hard working money roi

How Hard Is Your Money Working For You?

The power of knowing your Return on Investment

Last week, I wrote, “When I’m investing, my first and primary focus is cash flow,” and explained why. But the reality is that when it comes to investing, cash flow isn’t the only thing I pay attention to.

In my investments, I have two key focuses: cash flow and return on investment (ROI), which goes hand-in-hand with cash flow.

What is ROI?

Your return on investment is exactly that: the amount of cash the money you invested is paying or returning to you. In other words, how hard is the money you invest working for you?

K.I.S.S. (Keep it super simple)

There are several ways to calculate return on investment depending on what you’re measuring. Some are more complicated than others.

Some formulas take depreciation into account when calculating ROI. Another formula assumes that the cash flow you are receiving is being re-invested immediately and takes that into account. Each formula is accurate, depending on what you want to measure.

Personally, unless it’s absolutely necessary, I like to follow the K.I.S.S. principle and keep my calculations super simple. So, when I refer to ROI, I typically mean what is called cash-on-cash return on an investment. After all, I’m only interested in one thing: how much cash is flowing into my pocket. It’s all about the cash flow.

Calculating cash-on-cash return

Figuring out your cash-on-cash return is easy. The equation is:

The annual cash flow / Amount of cash invested = Cash-on-cash return on investment

For example, let’s assume you’re buying a rental property that costs $100,000 using a 20 percent down payment of $20,000. Each month your property cash flows $200. That’s an annual cash flow of $2,400. To calculate your cash-on-cash return would look like this:

$2,400 / $20,000 = 12% cash-on-cash ROI

Not a bad return, but not stellar either.

Let’s take a look at another example. Say your purchase $2,500 in stock that pays an annual dividend of $100.

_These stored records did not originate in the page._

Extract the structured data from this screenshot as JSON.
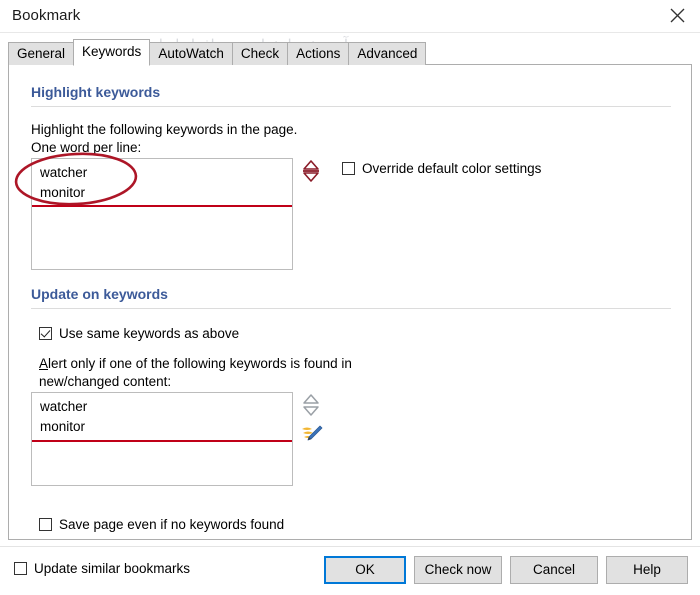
{
  "window": {
    "title": "Bookmark",
    "close_label": "Close",
    "watermark_top": "آموزش دانشنامه نرم افزار ایران",
    "watermark_sub": "آموزش دانشنامه نرم افزار ایران"
  },
  "tabs": [
    {
      "label": "General",
      "active": false
    },
    {
      "label": "Keywords",
      "active": true
    },
    {
      "label": "AutoWatch",
      "active": false
    },
    {
      "label": "Check",
      "active": false
    },
    {
      "label": "Actions",
      "active": false
    },
    {
      "label": "Advanced",
      "active": false
    }
  ],
  "highlight_section": {
    "header": "Highlight keywords",
    "description_line1": "Highlight the following keywords in the page.",
    "description_line2": "One word per line:",
    "keywords_textarea": {
      "value_lines": [
        "watcher",
        "monitor"
      ]
    },
    "spinner_icon": "up-down-spinner-icon",
    "override_checkbox": {
      "label": "Override default color settings",
      "checked": false
    }
  },
  "update_section": {
    "header": "Update on keywords",
    "use_same_checkbox": {
      "label": "Use same keywords as above",
      "checked": true
    },
    "alert_line1_accel": "A",
    "alert_line1_rest": "lert only if one of the following keywords is found in",
    "alert_line2": "new/changed content:",
    "alert_textarea": {
      "value_lines": [
        "watcher",
        "monitor"
      ]
    },
    "spinner_icon": "up-down-spinner-icon",
    "edit_icon": "pencil-edit-icon",
    "save_checkbox": {
      "label": "Save page even if no keywords found",
      "checked": false
    }
  },
  "footer": {
    "update_similar_checkbox": {
      "label": "Update similar bookmarks",
      "checked": false
    },
    "buttons": [
      {
        "label": "OK",
        "default": true
      },
      {
        "label": "Check now",
        "default": false
      },
      {
        "label": "Cancel",
        "default": false
      },
      {
        "label": "Help",
        "default": false
      }
    ]
  },
  "colors": {
    "group_header": "#3c5a99",
    "annotation_red": "#c00018",
    "focus_blue": "#0078d7",
    "tab_inactive": "#e1e1e1"
  }
}
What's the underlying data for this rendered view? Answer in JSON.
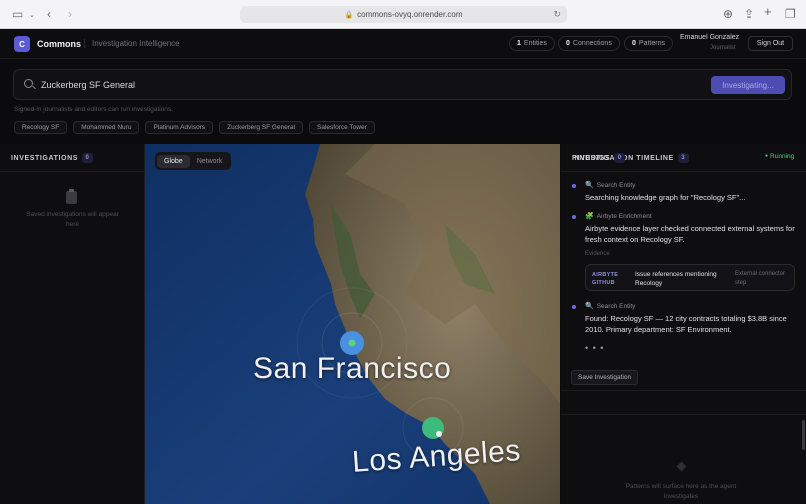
{
  "browser": {
    "url": "commons-ovyq.onrender.com"
  },
  "header": {
    "logo_letter": "C",
    "brand": "Commons",
    "subtitle": "Investigation Intelligence",
    "stats": [
      {
        "value": "1",
        "label": "Entities"
      },
      {
        "value": "0",
        "label": "Connections"
      },
      {
        "value": "0",
        "label": "Patterns"
      }
    ],
    "user_name": "Emanuel Gonzalez",
    "user_role": "Journalist",
    "sign_out": "Sign Out"
  },
  "search": {
    "value": "Zuckerberg SF General",
    "button": "Investigating...",
    "note": "Signed-in journalists and editors can run investigations.",
    "chips": [
      "Recology SF",
      "Mohammed Nuru",
      "Platinum Advisors",
      "Zuckerberg SF General",
      "Salesforce Tower"
    ]
  },
  "investigations": {
    "title": "INVESTIGATIONS",
    "count": "0",
    "empty_text": "Saved investigations will appear here"
  },
  "map": {
    "tabs": [
      "Globe",
      "Network"
    ],
    "active_tab": "Globe",
    "labels": [
      "San Francisco",
      "Los Angeles"
    ],
    "marker_colors": [
      "#4a90e2",
      "#3dbb7a"
    ]
  },
  "timeline": {
    "title": "INVESTIGATION TIMELINE",
    "count": "3",
    "status": "Running",
    "events": [
      {
        "icon": "magnifier",
        "kind": "Search Entity",
        "text": "Searching knowledge graph for \"Recology SF\"..."
      },
      {
        "icon": "puzzle",
        "kind": "Airbyte Enrichment",
        "text": "Airbyte evidence layer checked connected external systems for fresh context on Recology SF."
      },
      {
        "icon": "magnifier",
        "kind": "Search Entity",
        "text": "Found: Recology SF — 12 city contracts totaling $3.8B since 2010. Primary department: SF Environment."
      }
    ],
    "evidence_label": "Evidence",
    "evidence": {
      "source_line1": "AIRBYTE",
      "source_line2": "GITHUB",
      "title": "Issue references mentioning Recology",
      "context": "External connector step"
    },
    "typing": "• • •",
    "save_button": "Save Investigation"
  },
  "findings": {
    "title": "FINDINGS",
    "count": "0",
    "empty_text": "Patterns will surface here as the agent investigates"
  }
}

$100 / $2,500 = 4%

Well, at least you’re getting a return.

Smarter investments = higher ROI

The point of showing the two examples, a rental property and a stock investment, is to illustrate that not all investments are created equal. Understanding how much cash flow you’re making and what kind of ROI that cash flow represents helps you to know how hard your investments are working for you.

The whole reasoning behind focusing on cash flow is that you want your money working hard for you so that you don’t have to work hard for your money. If you have an investment making 4 percent ROI for you, then it’s not working very hard. If, you have one making you 50 percent ROI, well then you have a real team member.

Check out these Rich Dad tools to help you measure the health of your investments.

Original publish date: June 19, 2014